EXERCISE
Please report every line of the listing below that has the word "services" in it.

-- INFORMATION follows --

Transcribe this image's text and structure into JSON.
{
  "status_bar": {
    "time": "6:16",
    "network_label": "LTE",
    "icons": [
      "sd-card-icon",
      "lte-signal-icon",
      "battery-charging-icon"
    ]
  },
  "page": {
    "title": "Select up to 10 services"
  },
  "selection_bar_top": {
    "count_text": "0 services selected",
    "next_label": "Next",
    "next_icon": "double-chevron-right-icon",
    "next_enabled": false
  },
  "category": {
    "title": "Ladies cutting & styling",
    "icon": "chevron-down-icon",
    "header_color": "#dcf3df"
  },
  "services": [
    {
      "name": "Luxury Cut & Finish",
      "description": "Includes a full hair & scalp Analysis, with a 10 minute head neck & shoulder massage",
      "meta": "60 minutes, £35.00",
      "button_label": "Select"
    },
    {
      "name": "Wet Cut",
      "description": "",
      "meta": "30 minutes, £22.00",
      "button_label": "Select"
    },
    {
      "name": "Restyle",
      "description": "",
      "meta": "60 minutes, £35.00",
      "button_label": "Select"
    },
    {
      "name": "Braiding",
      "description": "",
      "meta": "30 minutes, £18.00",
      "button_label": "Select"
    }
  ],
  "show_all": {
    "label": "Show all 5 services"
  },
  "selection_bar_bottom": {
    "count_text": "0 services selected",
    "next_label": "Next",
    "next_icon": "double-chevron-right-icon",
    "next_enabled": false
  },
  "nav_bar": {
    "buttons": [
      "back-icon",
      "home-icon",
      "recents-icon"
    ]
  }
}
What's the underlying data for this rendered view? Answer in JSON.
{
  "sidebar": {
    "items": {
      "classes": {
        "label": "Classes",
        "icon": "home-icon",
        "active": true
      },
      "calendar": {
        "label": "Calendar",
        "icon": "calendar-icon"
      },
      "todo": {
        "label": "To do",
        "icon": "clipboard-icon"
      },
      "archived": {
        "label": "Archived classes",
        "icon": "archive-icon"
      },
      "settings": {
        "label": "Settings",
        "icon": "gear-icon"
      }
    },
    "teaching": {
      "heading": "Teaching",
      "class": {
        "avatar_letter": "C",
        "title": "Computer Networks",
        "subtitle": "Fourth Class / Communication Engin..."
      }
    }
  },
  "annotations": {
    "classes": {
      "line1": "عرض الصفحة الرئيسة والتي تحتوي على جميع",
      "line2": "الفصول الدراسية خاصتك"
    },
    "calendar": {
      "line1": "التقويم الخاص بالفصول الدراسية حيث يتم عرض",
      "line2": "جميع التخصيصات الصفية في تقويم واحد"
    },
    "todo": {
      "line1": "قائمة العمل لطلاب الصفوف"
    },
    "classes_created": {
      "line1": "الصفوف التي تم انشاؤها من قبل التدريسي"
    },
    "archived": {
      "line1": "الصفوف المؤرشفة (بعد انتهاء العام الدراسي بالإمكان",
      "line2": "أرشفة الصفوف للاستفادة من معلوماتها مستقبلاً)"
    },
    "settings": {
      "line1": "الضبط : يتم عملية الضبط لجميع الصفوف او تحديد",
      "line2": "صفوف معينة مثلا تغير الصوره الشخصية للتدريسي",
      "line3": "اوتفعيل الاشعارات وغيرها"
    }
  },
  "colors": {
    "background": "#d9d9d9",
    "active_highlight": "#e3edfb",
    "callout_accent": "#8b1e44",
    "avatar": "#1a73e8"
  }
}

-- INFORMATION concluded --

TASK RESULT
    "title": "Select up to 10 services"
    "count_text": "0 services selected",
  "services": [
    "label": "Show all 5 services"
    "count_text": "0 services selected",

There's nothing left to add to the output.